Thu, 2 Sep 2010|
Dave Dalrymple explains this vehicle extrication technique, which entails stabilizing a vehicle on its side by placing a right-angle against the vehicle. Sponsored by Holmatro.
Automatically Generated Transcript (may not be 100% accurate)

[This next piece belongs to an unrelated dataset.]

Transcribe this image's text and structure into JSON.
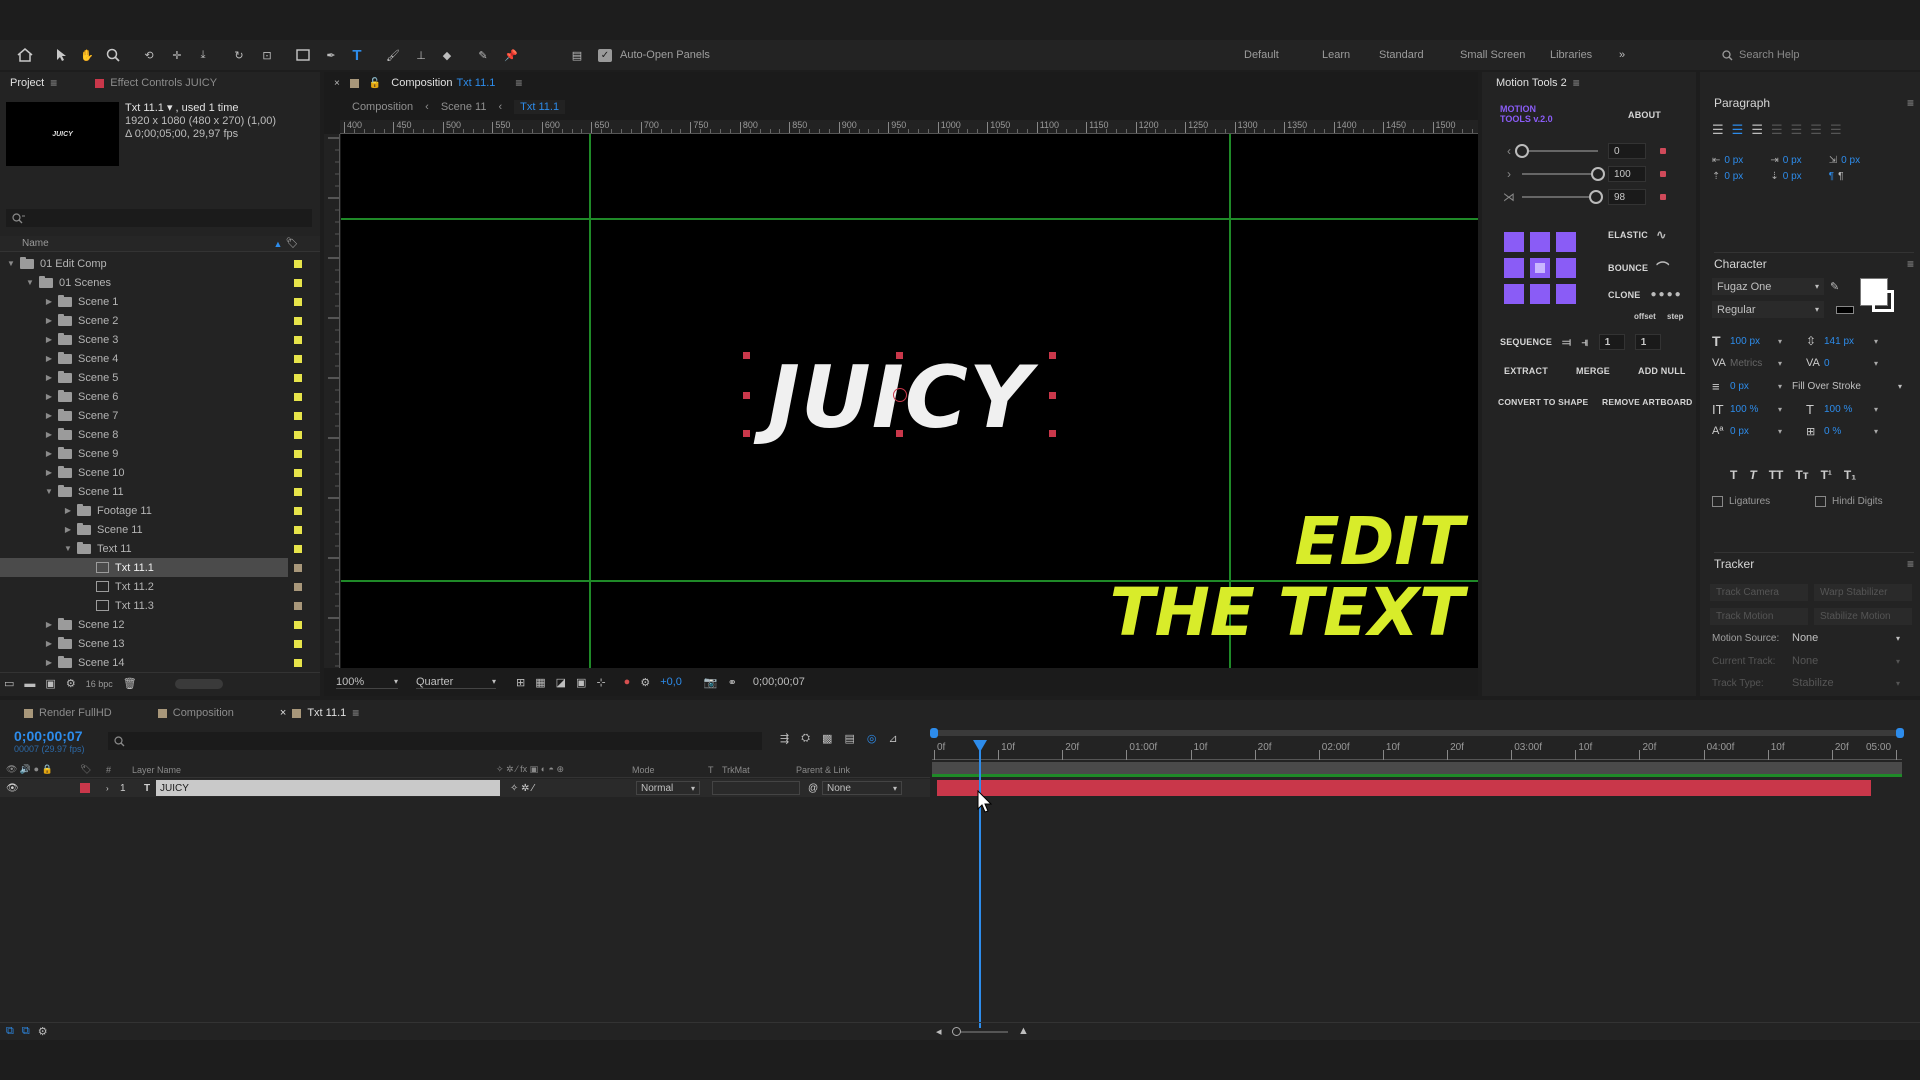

[MUSIC] [SOUND] I'm Dave Dalrymple. Welcome to Fire Engineering's Training Minutes. Today we're gonna talk about tension buttress stabilization. Now tension buttress stabilization's not hing more, it's just simply putting a right triangle against the vehicle itself. Now there's a lot of different strut systems out there for where vehicle's overturned or if it's upside down or if it's on a different object. We're gonna show you simple basic, the simple basic principle behind tension buttress cribbing. So basically what we're gonna do, we're gonna come in on a vehicle on it's side. We're gonna first put in a cradle of cribbing underneath the vehicle, all the way around it, to fill in all the voids. Then we're gonna work from the dirty side which is the undercarriage side, and then to the clean side, which is the sheet metal side. We're gonna put two struts in on the dirty side. And two struts in on the clean side. Thus capturing the vehicle, and increasing it's basic ground contact. Now, our crew is going to come in, they're going to go through the entire evolution step by step, so let's take a look at what they're going to do. Here our rescue crew is coming in. They're going to put in a cradle of crimping around the vehicle. Both the dirty side, the under carriage side and the clean side. [MUSIC] [MUSIC] [MUSIC] Now they're putting two struts in place. You wanna try and stay away from any suspension components, and stay between. The wheels inside of the wheels on the dirty side or undercarriage side of the vehicle once the strut has been placed then they're gonna take a rack strap and run that ratchet strap from the base of this trucks to the vehicle itself. Thus making a complete right triangle. Against the vehicle, widening it's base of contact. Any extra strap from the ratchet strap we either gonna wrap the base of the strut or we're gonna tuck it up close to the vehicle itself so it stays away and it's not a trip hazard. [SOUND]. [MUSIC] Now once the dirty side is secure we're gonna come over and work on the clean side. The reason why we work on the dirty side or the undercarriage side first is many times we're gonna have to make an opening or a purchase point on the clean side. Thus we're gonna either have to cut into the metal or widen the metal. If we do that we're putting pressure against the other side of the vehicle. But since we've already captures the other side of the vehicle, the vehicle still stays solid. Now many times we'll only be able to get three struts in. In this vehicle we're able to get four in. Think about it, the vehicle on it's side. What part of the vehicle are you gonna take apart? You're only gonna take, remove the roof, extrication wise. [MUSIC] [SOUND] [MUSIC] Now here the crew is making a purchase point to hook the strap in the front. In the back they made a purchase point to insert the end of the strut. And again, just like dirty side, once the strut is in place, we're gonna run a ratchet strap from the base of the strut, to the vehicle itself to complete the right triangle. Thus widening the base of contact, the vehicle has with the ground. Once we've completed both sides. Will make sure that all the ratchet straps are tight and then we're complete. The vehicle is solid. Okay. Our crew finished up our tension buckles stabilization evolution. They went through it step by step, simple basic process. It was very quick. It locked the vehicle in place. Very positive. Again, we wanted to show and demonstrate in this evolution the simple principle behind tension buttress stabilization. Nothing more than a right triangle against the vehicle. There's other systems out there that can be complex that work well; however, they all work behind this simple principle. I'd like to thank our sponsor Homacho and I'd like to thank you for watching Training Minutes. Be safe out there.